* GIVEN DATA:
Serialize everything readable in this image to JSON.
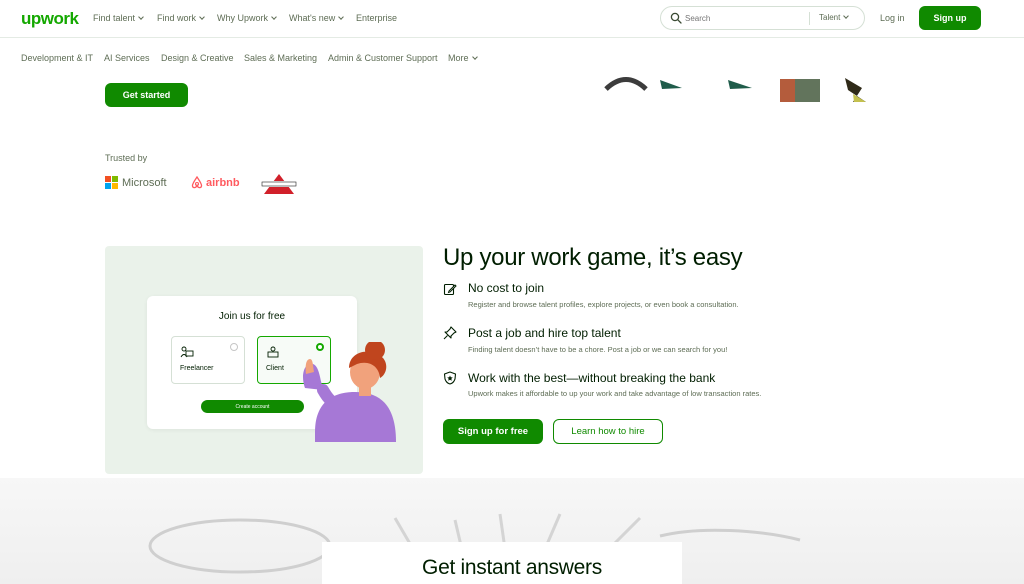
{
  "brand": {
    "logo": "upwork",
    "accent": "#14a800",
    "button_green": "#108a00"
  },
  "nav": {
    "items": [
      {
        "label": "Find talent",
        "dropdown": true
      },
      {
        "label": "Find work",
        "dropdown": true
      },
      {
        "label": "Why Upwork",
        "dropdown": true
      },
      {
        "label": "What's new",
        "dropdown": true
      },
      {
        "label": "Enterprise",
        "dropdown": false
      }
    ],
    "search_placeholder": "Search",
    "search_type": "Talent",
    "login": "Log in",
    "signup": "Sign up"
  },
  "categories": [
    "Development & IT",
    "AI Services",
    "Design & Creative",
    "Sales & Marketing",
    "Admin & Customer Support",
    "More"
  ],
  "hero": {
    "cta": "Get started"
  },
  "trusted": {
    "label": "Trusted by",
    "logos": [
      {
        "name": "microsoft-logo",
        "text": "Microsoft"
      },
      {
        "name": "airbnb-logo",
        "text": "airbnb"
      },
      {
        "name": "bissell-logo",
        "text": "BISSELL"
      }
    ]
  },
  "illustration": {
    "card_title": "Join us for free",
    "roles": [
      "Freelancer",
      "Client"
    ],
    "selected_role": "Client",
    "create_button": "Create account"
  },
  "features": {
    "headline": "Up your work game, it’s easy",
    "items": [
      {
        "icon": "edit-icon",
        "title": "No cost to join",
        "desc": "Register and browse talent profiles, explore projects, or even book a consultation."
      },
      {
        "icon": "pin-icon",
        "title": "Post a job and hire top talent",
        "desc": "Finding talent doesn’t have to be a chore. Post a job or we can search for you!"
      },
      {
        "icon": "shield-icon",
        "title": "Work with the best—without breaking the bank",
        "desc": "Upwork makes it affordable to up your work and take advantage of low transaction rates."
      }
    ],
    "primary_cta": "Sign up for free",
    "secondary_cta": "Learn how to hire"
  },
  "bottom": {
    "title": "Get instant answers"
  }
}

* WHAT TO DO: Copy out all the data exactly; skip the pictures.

* WRITTEN REPLY:
Serialize everything readable in this image to JSON.
{
  "brand": {
    "logo": "upwork",
    "accent": "#14a800",
    "button_green": "#108a00"
  },
  "nav": {
    "items": [
      {
        "label": "Find talent",
        "dropdown": true
      },
      {
        "label": "Find work",
        "dropdown": true
      },
      {
        "label": "Why Upwork",
        "dropdown": true
      },
      {
        "label": "What's new",
        "dropdown": true
      },
      {
        "label": "Enterprise",
        "dropdown": false
      }
    ],
    "search_placeholder": "Search",
    "search_type": "Talent",
    "login": "Log in",
    "signup": "Sign up"
  },
  "categories": [
    "Development & IT",
    "AI Services",
    "Design & Creative",
    "Sales & Marketing",
    "Admin & Customer Support",
    "More"
  ],
  "hero": {
    "cta": "Get started"
  },
  "trusted": {
    "label": "Trusted by",
    "logos": [
      {
        "name": "microsoft-logo",
        "text": "Microsoft"
      },
      {
        "name": "airbnb-logo",
        "text": "airbnb"
      },
      {
        "name": "bissell-logo",
        "text": "BISSELL"
      }
    ]
  },
  "illustration": {
    "card_title": "Join us for free",
    "roles": [
      "Freelancer",
      "Client"
    ],
    "selected_role": "Client",
    "create_button": "Create account"
  },
  "features": {
    "headline": "Up your work game, it’s easy",
    "items": [
      {
        "icon": "edit-icon",
        "title": "No cost to join",
        "desc": "Register and browse talent profiles, explore projects, or even book a consultation."
      },
      {
        "icon": "pin-icon",
        "title": "Post a job and hire top talent",
        "desc": "Finding talent doesn’t have to be a chore. Post a job or we can search for you!"
      },
      {
        "icon": "shield-icon",
        "title": "Work with the best—without breaking the bank",
        "desc": "Upwork makes it affordable to up your work and take advantage of low transaction rates."
      }
    ],
    "primary_cta": "Sign up for free",
    "secondary_cta": "Learn how to hire"
  },
  "bottom": {
    "title": "Get instant answers"
  }
}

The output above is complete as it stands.